The latest ALM Meeting, where we had Melbournes finest brain power in the room to start putting together the High Level ALM Process. That was the first meeting where we were truly producing content that has already made it into the ALM Library.

It’s hard to describe Highlights actually. I’ve been preparing these meetings for the last 9 months. Its a quite an innovative concept, so it took me some time to get the right people in the same room at the same time. So, the most recent meeting was really the kick-off meeting of what I wanted to get at and where all the prep work came together.

The meetings up until now, were mainly to fill the ALM Library so that I could demonstrate the vision and get people excited about it. I’m very glad I did as all the participants are now all on the same page, but it also means that I had a 9 month “delay”.

The other highlight is probably the meeting about the top 25 metrics. Even though we were with only a small group, the outcomes were amazing and I cannot wait to combine the results of that meeting with the process definitions that we are creating in the next couple of meetings. I reckon that alone will be invaluable already!
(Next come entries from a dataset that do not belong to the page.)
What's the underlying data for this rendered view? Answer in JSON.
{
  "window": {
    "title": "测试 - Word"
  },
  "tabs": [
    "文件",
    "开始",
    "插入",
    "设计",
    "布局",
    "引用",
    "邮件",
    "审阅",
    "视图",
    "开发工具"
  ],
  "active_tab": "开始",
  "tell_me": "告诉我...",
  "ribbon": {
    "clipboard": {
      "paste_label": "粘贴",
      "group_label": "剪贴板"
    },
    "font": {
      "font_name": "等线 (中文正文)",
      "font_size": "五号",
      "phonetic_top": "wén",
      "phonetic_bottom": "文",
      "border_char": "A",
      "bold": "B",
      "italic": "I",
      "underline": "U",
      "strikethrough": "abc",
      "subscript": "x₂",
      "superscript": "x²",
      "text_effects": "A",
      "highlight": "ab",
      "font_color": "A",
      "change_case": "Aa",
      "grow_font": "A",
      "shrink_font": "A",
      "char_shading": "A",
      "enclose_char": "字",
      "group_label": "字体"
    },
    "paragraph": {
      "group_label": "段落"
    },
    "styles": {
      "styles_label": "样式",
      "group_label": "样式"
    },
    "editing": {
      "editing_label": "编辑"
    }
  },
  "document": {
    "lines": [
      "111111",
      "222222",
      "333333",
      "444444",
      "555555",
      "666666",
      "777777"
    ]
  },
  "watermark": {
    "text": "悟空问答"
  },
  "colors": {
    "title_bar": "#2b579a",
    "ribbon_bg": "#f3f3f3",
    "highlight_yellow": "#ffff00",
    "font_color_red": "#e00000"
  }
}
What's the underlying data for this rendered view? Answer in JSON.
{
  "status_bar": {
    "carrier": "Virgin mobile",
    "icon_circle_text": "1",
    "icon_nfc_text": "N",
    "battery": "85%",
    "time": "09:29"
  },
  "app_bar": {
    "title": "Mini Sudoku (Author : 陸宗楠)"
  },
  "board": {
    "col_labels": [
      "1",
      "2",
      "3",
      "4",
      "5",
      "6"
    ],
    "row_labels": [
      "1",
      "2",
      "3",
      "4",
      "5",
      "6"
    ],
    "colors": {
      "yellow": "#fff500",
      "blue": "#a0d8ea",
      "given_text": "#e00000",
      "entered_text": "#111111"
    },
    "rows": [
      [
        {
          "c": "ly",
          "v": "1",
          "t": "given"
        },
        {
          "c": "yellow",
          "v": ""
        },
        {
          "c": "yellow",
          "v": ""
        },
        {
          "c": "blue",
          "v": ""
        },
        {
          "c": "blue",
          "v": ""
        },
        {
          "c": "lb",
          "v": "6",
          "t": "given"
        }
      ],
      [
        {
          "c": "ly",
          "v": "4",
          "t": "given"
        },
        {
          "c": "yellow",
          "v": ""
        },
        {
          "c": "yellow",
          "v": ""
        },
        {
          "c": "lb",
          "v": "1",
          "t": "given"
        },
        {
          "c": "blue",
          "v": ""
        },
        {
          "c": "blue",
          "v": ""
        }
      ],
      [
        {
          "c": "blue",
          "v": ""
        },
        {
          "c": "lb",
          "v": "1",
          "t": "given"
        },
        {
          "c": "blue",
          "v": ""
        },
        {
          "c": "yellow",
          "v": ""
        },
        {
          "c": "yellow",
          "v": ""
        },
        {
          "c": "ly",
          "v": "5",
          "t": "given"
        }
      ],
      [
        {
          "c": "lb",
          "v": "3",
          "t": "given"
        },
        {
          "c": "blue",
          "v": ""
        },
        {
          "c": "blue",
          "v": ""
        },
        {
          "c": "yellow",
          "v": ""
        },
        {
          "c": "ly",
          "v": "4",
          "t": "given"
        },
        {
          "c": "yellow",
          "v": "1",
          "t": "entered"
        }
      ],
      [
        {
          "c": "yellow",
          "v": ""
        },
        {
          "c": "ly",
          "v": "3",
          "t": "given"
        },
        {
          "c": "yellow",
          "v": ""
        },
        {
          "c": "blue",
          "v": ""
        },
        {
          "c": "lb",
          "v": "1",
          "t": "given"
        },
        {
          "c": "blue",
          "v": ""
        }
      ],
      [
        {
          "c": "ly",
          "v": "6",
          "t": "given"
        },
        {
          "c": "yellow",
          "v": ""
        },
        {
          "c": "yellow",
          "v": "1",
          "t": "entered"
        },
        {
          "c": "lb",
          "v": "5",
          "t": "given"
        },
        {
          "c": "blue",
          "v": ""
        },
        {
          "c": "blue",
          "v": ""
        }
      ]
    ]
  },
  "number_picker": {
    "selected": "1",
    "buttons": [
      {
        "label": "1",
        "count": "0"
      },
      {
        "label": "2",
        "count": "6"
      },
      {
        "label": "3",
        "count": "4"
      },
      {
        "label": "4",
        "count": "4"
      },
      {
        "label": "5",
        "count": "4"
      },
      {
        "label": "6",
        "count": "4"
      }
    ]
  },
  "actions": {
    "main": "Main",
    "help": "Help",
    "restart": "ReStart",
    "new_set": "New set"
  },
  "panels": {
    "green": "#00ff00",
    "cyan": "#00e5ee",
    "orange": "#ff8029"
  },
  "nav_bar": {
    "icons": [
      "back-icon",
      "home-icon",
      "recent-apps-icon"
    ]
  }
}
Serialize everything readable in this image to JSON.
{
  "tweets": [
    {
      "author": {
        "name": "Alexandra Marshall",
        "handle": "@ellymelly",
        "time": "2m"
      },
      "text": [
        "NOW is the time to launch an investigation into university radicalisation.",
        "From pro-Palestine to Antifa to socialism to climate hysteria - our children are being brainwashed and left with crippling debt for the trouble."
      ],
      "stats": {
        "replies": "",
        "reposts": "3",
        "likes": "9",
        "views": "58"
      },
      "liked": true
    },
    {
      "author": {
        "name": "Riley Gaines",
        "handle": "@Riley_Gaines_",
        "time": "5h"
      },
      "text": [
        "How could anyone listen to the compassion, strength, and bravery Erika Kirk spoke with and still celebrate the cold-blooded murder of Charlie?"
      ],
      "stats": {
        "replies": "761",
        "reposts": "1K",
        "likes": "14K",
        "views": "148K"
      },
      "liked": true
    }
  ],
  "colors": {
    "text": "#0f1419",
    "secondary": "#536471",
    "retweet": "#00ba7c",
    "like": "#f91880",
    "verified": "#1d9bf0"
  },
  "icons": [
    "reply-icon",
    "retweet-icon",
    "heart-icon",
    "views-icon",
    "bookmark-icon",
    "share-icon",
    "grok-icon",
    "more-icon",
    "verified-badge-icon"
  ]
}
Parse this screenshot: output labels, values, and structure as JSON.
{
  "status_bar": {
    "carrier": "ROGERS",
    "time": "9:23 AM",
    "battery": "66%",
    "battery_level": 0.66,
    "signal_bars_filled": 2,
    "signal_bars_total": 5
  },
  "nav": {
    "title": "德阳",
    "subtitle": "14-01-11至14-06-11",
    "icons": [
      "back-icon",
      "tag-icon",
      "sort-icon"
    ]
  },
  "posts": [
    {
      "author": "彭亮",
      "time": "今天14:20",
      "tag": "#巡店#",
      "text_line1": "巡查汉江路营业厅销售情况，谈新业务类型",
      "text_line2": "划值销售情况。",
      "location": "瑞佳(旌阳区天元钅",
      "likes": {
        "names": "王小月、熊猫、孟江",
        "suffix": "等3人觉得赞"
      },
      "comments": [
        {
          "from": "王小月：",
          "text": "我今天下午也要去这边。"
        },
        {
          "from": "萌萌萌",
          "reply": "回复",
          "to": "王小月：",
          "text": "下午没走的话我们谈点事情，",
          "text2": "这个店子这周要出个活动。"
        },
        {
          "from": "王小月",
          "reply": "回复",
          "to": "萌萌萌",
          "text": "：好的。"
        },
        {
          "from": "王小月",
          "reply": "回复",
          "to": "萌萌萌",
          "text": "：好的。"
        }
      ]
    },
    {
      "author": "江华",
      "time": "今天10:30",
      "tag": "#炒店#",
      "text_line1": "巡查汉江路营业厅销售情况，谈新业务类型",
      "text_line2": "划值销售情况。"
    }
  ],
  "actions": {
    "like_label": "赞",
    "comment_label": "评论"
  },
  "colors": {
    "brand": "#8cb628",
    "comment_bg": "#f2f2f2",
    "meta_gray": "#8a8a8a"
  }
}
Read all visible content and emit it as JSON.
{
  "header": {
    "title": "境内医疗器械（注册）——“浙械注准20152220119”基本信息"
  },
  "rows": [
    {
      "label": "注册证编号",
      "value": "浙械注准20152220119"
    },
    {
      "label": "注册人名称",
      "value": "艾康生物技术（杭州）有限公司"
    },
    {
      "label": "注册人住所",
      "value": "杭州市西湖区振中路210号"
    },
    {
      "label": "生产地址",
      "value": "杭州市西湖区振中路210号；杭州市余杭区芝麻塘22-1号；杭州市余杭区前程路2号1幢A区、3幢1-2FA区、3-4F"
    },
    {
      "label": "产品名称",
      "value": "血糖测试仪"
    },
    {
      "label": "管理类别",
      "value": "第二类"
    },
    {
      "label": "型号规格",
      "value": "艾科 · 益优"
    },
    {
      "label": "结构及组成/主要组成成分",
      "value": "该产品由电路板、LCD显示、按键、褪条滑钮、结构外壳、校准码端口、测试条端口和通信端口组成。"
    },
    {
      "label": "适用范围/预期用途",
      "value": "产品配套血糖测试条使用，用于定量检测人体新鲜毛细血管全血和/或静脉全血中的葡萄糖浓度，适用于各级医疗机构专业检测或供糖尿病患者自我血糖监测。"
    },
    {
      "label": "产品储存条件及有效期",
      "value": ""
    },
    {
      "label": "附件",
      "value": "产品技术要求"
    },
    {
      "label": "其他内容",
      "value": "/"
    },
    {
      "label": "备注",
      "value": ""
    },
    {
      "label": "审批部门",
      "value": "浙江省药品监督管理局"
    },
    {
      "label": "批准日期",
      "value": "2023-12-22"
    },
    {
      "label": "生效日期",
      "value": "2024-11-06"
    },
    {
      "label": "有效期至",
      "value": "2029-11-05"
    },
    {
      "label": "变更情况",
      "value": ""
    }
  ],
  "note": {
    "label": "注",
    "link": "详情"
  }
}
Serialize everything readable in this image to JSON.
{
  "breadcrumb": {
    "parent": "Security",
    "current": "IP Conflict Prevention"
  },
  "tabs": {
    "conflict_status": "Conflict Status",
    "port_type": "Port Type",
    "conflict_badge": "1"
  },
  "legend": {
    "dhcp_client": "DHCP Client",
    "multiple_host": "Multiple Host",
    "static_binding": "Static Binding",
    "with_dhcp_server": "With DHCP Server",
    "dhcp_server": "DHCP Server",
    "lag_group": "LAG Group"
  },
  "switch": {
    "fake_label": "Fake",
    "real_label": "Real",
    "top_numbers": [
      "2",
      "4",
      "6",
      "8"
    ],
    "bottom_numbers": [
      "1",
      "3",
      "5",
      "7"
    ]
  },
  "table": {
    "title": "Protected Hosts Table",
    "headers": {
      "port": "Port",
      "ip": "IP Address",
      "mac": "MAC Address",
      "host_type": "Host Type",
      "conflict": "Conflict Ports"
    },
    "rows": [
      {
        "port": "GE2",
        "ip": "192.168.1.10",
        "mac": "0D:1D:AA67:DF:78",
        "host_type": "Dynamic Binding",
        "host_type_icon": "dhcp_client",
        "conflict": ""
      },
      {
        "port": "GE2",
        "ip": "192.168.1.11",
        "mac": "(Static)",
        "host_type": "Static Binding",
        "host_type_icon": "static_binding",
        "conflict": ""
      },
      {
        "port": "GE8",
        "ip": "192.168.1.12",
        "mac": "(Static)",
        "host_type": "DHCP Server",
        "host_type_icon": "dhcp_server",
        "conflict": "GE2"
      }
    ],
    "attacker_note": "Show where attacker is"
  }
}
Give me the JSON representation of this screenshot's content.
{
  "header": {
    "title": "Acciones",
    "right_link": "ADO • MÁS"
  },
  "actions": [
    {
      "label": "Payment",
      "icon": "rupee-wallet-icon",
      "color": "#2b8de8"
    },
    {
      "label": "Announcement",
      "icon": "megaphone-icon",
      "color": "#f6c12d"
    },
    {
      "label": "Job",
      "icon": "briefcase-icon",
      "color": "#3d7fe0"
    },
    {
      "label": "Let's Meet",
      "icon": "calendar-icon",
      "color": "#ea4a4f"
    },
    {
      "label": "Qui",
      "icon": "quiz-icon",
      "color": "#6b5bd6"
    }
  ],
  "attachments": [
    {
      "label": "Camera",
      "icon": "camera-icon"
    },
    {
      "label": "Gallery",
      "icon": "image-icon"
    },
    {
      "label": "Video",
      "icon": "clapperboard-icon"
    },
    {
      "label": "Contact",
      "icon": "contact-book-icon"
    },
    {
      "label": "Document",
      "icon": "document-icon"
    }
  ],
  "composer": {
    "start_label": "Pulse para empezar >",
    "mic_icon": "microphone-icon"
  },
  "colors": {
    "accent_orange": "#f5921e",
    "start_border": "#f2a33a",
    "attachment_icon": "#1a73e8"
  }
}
I read the transcript of that conversation and it sounded very interesting. How does your recording of events and discussions differ from other KM practices?
I record EVERYTHING and publish the full transcripts. The reason is that I want to go back and search for the reason behind a particular decision.

Many standards are not being followed because the users (Devs, Testers, BAs) don’t understand the reason for doing something. And who can blame them. No single person can be up to date with the latest versions of BABOK, PMBOK, Lean, SixSigma, Kaizen, ITIL, CMMi, Cobit, etc, etc. One would have a day job keeping up to date.

So I reckon it comes down to explaining why a particular standard is needed. And in order to do that, we need full history.

It also helps us when we start updating our standards, that we can look into history and find the meetings that a particular topic was discussed.

The knowledge Management around it is very different. What I thought of doing very recently, is that I can just say tags and the transcript will pick it up. So just as podcasters use “EditPoint” phrases that audio software can automatically find, so can I inject stuff into the conversation that I can later use to search for. For instance I should be able to say “Hashtag ALM001” and the transcriber then knows to insert #ALM001 when we are talking about standard 001.

It does touch on something vital to the progress of the conversations within the ALM Community meetings. We need to build on the success of previous discussions. So all knowledge is captured in a way that it will be reusable in future iterations of discussions.

Thanks Stephan.

If you lovely readers want to learn more - head along to a meetup soon. Or go read and watch some of the content published at the library. Perhaps even start your own group.

No comments:

Post a comment